The practice included plenty of physical team work as there is now just one practice (Wednesday) left before Saturday's 6 p.m. Orange-White Game.
As Gundy told the media on Friday in his post-practice debrief with reporters, the coaching staff met this morning and discussed the format for Saturday's game. With depth a major concern at several positions, splitting the team into two teams for the game may be difficult.
One source said that nothing was decided but a format featuring offense versus defense in more of a scrimmage style or practice is more feasible. The issue has not been decided and will be re-visited. The decision doesn't have to be made until Wednesday and two teams could be drafted that morning. It could even happen on Thursday but the odds are this year's Orange-White Game could feature the offense (orange) versus the defense (white).
The new Oklahoma State offense under defensive coordinator Dana Holgorsen actually got a fast start in spring as it was installed and looked very good in early practices.
"I thought we were ahead of where I thought we would be offensively," said Gundy last Friday. "However, the offense struggled some with execution today. The defense has started to make a few more plays."

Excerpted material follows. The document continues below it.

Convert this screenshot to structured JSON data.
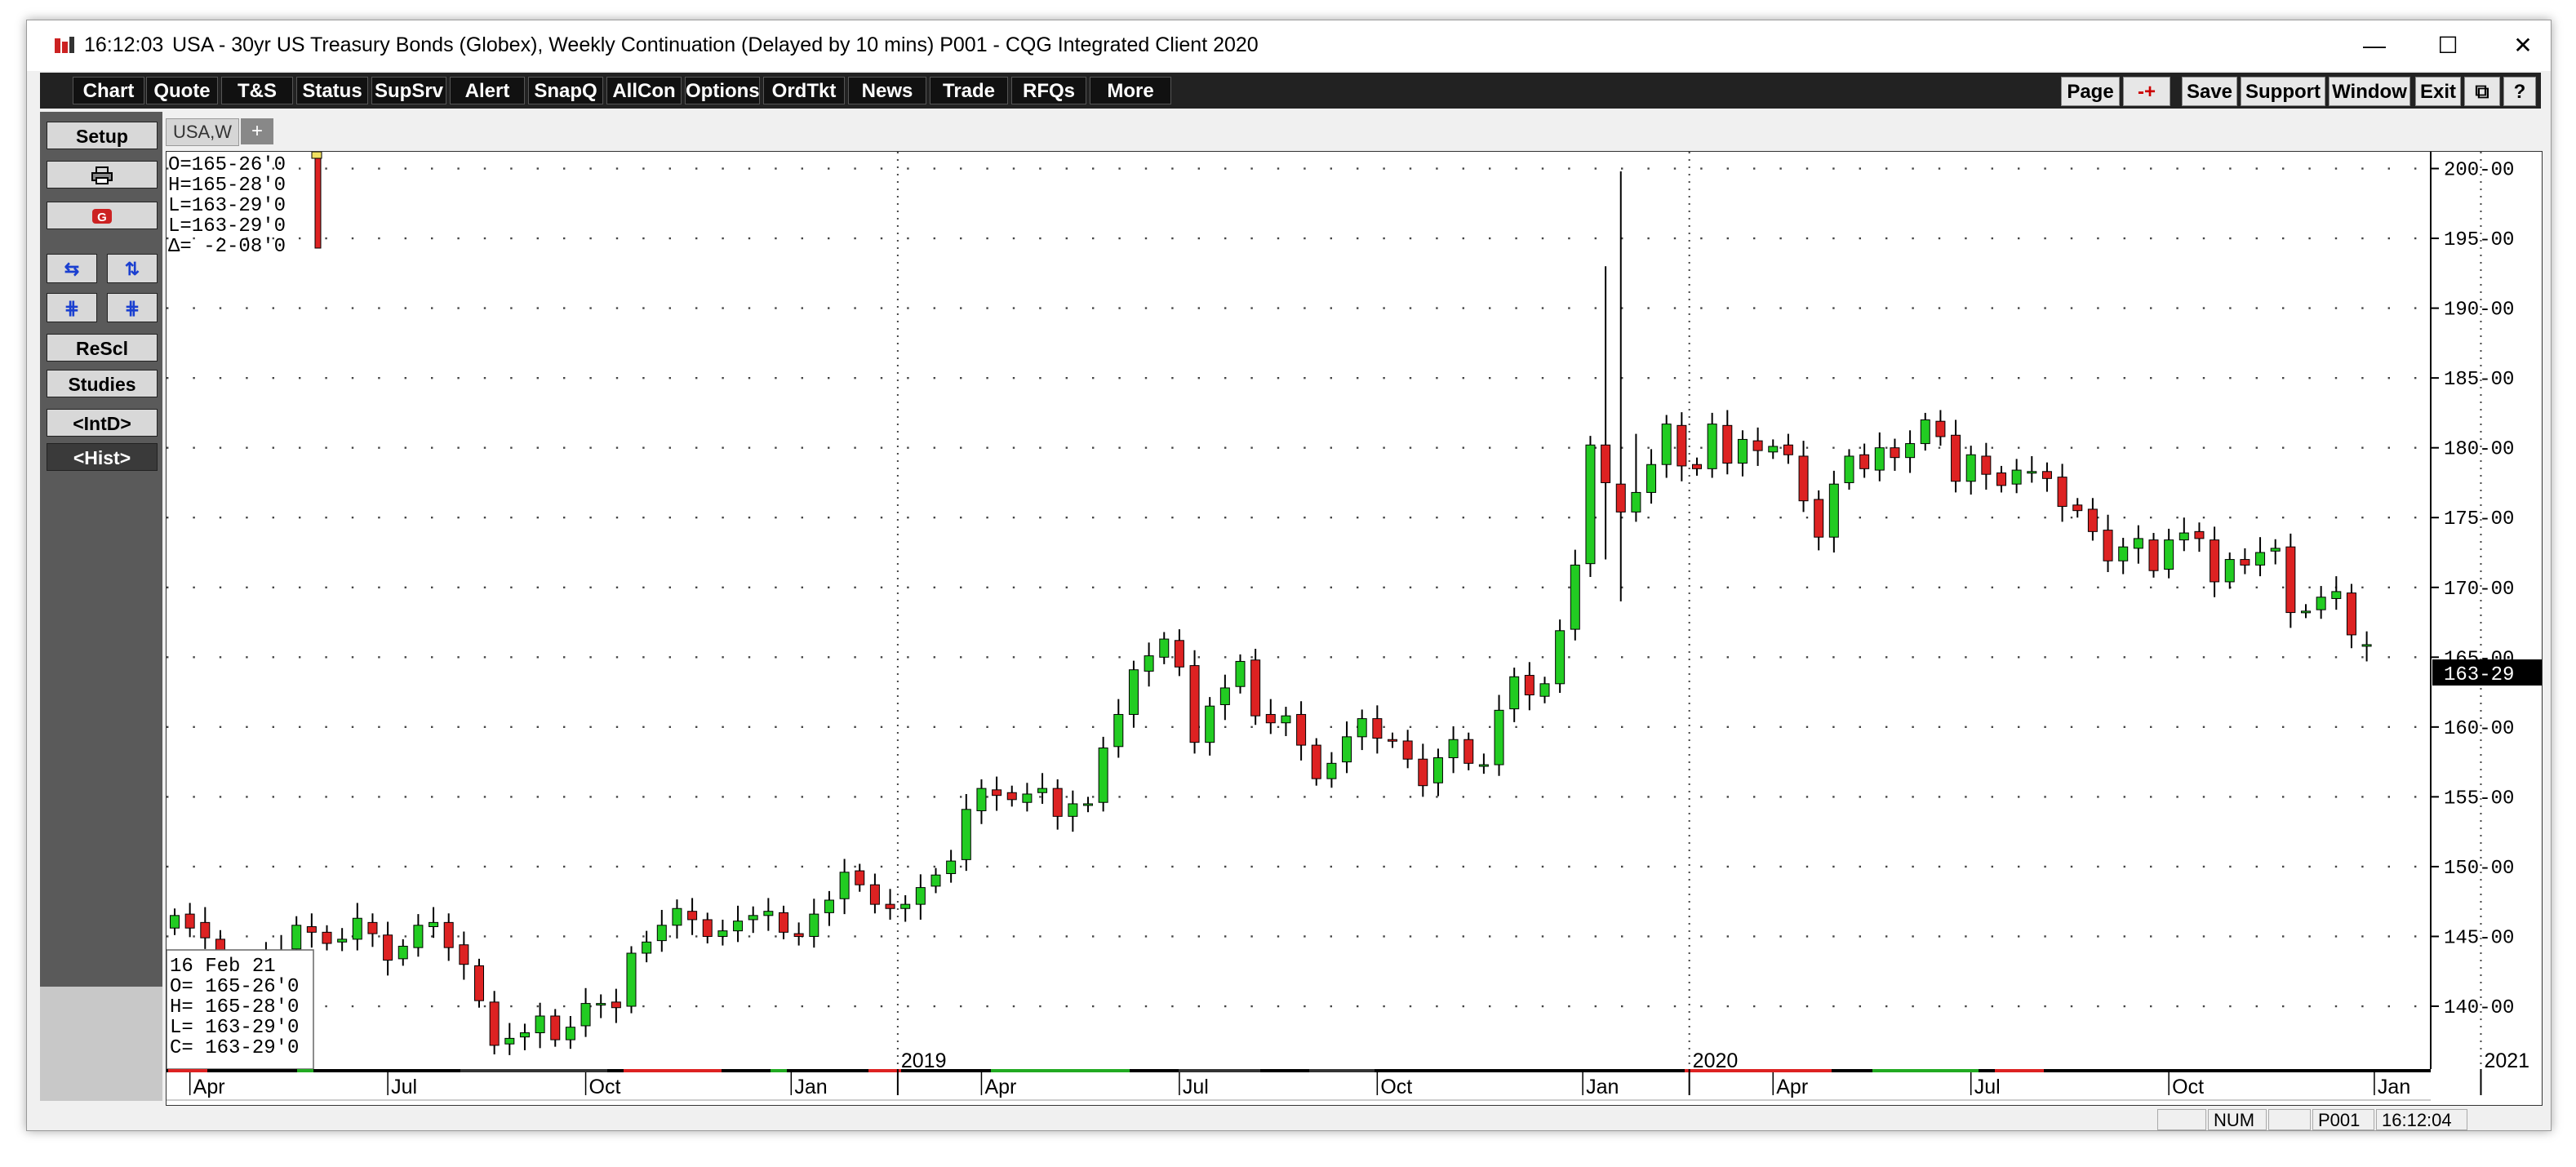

When asked Gundy admitted that part of the defensive success is that they have now seen plenty of the offense, and just like you ask your defenders to do during the season with video study of an opponent, recognition comes into play.
"There is a lot of truth to that, but there are a lot of young guys on defense," said Gundy. "The recognition starts to show up when you get into the 12th or 13th practice. Guys start to recognize plays."

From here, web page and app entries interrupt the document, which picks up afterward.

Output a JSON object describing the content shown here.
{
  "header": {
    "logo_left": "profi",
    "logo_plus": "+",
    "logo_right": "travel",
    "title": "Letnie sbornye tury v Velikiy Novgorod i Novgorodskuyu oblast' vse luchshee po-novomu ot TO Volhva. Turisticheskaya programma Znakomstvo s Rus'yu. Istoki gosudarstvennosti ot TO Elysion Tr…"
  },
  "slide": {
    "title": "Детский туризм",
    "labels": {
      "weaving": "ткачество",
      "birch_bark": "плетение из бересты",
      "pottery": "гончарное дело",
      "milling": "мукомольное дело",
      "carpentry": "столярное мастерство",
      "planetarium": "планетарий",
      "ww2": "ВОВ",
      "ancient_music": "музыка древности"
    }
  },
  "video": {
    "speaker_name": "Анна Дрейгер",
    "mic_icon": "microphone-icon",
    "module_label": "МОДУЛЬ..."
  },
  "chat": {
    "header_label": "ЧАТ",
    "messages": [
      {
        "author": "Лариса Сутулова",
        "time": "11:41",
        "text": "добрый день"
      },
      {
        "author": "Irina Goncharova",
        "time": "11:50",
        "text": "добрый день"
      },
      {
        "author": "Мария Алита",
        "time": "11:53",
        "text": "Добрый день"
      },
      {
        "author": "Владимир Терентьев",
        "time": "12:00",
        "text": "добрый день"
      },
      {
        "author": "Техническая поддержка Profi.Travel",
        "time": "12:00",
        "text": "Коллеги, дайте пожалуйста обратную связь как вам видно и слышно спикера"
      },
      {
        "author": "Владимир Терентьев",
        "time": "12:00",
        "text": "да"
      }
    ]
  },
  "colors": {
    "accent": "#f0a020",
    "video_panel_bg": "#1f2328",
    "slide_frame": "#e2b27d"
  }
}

"It's coming pretty close," said senior standout linebacker Orie Lemon of the recognition of the offense. "We were kind of used to it because we have played against it throughout the last couple of years. Now we go out every day and play against it with our own offense. We just put forth the effort to stop it."
"Definitely. it's got to the point now where we're keying on plays, calls, line of scrimmage calls, and we're kind of knowing the play before they run it," said defensive end Jamie Blatnick.

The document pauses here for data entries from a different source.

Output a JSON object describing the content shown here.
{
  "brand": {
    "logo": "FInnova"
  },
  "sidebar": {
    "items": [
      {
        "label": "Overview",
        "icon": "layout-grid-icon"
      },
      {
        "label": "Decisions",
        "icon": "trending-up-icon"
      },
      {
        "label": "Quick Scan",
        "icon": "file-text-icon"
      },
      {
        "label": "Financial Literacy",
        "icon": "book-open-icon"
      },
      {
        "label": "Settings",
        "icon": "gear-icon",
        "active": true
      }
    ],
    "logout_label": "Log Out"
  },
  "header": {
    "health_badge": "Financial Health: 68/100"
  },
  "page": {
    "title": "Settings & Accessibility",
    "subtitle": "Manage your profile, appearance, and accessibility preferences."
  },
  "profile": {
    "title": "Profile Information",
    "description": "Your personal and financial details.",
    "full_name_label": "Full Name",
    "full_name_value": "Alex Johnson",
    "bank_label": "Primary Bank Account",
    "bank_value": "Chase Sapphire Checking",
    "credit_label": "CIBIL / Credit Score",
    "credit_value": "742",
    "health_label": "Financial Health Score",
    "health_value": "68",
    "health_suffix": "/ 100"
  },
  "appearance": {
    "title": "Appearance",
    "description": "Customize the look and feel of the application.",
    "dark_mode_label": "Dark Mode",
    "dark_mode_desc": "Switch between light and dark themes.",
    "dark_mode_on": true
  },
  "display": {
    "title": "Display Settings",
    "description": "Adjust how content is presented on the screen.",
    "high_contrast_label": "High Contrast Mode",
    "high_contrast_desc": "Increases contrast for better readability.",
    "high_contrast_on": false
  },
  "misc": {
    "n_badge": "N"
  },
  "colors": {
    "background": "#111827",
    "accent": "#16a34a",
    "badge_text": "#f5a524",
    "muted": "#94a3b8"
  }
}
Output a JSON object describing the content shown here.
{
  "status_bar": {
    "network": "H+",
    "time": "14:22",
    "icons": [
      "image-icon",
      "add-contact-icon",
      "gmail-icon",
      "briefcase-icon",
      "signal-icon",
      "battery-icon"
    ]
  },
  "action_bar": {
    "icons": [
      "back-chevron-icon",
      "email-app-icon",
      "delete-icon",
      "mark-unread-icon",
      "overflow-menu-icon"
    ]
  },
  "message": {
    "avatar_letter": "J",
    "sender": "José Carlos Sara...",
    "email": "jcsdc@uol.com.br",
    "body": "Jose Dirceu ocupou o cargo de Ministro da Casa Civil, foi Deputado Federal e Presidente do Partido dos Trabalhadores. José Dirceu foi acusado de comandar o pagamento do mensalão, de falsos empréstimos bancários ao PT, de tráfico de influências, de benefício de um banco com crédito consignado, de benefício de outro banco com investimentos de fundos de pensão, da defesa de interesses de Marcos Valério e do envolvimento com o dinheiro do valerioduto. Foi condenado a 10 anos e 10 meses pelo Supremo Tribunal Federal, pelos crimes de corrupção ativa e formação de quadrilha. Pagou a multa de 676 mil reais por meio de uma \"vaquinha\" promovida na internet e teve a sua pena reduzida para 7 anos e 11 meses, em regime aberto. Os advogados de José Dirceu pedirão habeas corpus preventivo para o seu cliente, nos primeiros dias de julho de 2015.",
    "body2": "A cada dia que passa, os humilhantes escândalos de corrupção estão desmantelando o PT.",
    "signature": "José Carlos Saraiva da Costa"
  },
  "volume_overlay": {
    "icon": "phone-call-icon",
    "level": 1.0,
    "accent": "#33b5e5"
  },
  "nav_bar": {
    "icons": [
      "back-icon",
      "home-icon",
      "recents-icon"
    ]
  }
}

The coordinators on both sides of the ball diminish the recognition factor. Defensive players are supposed to read the offense and recognize what is coming at them. That is part of defense.
On the other side, offense is supposed to be good enough at executing its offense that they should be able to have success no matter what the defense does. If everybody blocks, the right throw is made, or the running back takes the right path, then execution wins the day or the play.
"Spring ball is hard because you see the same things all the time," said Holgorsen. "They're (defense) doing good, they are disguising things, they are comfortable with what they are doing.
"Our guys are 12 days into it and they are in their second year of that defense. If they weren't getting into us then we'd have some problems around here. Those guys look good on that side and it is more of a process of us just trying to get better."
Holgorsen added that he doesn't grade on a curve. If the defense knows what is coming at them, execution comes back into play and he expects his offensive players to out-execute the defense. That will be easier to expect in the future when the offense and the little things involved in making it work become second nature and reactive to the players running it.
Defensive coordinator Bill Young is happy that his defense is making some plays and has done well in certain team situations. But Young is like any coach and wants to continue to see improvement.
"We feel good about where we are, but you always want to be better than what you are," said Young, who will be honored Tuesday night by the Oklahoma chapter of the National Football Foundation. "That is human nature. We've played a lot of snaps and played pretty good, but we can always do better."
The only question now is how well Wednesday's practice goes and whether it is scrimmage or game time at 6 p.m. on Saturday.